PROBLEM TO WORK ON:
Every line of the data that includes "true" should be copied out.

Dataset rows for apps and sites
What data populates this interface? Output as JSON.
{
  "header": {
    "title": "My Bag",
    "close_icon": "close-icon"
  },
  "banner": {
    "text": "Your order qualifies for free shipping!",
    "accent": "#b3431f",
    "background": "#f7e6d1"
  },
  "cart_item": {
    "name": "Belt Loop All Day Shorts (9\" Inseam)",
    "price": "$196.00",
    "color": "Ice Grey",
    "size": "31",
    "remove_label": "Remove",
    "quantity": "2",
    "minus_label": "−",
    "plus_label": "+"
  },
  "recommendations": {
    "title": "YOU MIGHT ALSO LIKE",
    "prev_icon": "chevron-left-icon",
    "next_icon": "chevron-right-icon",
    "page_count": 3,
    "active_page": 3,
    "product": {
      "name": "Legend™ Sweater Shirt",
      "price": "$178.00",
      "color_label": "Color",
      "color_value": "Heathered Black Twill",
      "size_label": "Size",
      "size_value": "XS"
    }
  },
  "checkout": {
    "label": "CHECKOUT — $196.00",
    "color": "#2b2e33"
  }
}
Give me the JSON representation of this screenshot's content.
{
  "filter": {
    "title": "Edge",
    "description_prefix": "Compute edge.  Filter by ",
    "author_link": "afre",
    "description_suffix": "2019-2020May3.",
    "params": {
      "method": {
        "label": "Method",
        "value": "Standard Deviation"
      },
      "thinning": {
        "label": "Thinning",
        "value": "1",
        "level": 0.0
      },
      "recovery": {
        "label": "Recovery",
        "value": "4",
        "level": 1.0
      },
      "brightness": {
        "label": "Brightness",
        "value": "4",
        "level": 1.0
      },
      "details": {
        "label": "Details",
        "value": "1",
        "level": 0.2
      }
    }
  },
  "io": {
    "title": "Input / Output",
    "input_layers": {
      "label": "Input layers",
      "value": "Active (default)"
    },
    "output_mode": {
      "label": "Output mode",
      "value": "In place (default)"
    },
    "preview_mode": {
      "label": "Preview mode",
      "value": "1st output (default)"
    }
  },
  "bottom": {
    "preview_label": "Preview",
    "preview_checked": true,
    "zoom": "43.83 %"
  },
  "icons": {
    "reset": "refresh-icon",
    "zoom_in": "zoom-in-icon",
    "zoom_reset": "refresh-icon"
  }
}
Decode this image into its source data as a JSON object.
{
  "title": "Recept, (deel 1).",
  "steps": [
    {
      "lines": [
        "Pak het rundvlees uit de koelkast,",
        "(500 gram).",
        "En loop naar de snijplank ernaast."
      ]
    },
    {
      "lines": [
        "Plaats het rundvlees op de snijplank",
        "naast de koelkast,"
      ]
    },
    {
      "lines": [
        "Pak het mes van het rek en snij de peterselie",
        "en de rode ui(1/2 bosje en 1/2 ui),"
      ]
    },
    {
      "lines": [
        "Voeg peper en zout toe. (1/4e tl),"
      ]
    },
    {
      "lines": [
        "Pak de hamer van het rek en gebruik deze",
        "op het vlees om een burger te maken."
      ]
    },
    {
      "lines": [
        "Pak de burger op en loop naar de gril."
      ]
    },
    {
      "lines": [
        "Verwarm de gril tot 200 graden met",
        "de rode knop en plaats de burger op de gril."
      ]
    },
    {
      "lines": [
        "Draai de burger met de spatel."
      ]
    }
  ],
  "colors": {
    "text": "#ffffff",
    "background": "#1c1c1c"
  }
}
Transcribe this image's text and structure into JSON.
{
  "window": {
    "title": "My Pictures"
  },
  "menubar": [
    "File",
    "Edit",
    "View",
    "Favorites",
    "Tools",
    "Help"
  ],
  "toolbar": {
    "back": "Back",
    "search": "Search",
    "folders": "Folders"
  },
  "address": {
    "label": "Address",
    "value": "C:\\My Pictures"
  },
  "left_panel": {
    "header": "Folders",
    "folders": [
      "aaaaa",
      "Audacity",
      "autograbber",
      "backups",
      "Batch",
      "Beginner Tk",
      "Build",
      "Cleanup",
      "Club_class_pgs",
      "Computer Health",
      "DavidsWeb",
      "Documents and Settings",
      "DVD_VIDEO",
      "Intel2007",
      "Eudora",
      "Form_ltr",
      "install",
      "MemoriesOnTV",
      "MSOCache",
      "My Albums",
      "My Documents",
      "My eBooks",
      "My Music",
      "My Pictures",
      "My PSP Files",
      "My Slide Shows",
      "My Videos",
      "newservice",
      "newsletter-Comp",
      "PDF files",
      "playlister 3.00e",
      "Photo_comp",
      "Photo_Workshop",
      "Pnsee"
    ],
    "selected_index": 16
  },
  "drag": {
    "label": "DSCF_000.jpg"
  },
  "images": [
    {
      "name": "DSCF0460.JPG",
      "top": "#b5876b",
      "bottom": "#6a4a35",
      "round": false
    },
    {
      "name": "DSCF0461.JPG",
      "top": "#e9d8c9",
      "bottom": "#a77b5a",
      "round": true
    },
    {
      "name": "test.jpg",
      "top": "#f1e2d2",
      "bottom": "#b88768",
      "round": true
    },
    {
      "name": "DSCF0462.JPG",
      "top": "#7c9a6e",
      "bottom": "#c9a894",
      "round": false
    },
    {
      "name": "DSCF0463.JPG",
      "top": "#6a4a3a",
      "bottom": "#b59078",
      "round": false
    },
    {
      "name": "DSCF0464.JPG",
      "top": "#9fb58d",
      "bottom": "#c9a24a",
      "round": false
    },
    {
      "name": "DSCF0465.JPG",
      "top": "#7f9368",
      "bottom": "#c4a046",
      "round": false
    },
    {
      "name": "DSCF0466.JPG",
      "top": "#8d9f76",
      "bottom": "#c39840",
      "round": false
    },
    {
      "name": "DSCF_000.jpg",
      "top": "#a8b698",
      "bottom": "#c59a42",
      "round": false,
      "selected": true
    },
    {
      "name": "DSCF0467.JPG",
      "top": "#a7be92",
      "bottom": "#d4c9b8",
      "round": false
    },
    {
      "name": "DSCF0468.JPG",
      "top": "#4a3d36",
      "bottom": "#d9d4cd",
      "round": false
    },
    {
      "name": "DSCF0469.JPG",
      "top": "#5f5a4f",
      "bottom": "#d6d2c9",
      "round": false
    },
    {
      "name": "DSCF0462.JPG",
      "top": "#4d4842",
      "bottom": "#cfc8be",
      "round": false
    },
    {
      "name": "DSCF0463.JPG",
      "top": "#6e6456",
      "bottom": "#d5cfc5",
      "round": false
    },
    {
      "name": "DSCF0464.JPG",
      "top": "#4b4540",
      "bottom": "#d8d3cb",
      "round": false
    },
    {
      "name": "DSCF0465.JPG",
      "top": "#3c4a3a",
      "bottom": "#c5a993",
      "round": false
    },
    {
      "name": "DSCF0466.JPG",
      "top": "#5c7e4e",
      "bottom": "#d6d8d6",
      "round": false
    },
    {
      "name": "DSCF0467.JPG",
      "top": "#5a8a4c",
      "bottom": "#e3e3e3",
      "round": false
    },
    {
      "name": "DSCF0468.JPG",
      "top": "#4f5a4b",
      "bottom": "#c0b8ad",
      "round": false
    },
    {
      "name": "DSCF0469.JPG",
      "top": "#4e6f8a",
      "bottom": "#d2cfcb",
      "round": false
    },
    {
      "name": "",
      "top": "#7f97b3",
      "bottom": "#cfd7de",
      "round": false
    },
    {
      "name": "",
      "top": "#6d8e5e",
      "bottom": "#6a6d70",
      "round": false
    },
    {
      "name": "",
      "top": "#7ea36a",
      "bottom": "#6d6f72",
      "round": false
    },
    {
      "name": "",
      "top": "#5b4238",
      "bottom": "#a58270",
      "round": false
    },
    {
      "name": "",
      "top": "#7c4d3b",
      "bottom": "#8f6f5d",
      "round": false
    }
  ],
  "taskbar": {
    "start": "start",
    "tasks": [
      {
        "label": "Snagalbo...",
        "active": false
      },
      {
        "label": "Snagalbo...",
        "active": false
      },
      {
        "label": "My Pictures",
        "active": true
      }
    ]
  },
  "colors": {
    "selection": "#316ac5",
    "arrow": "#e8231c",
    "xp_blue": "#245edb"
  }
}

ANSWER SECTION:
    "preview_checked": true,
      "round": true
      "round": true
      "selected": true
        "active": true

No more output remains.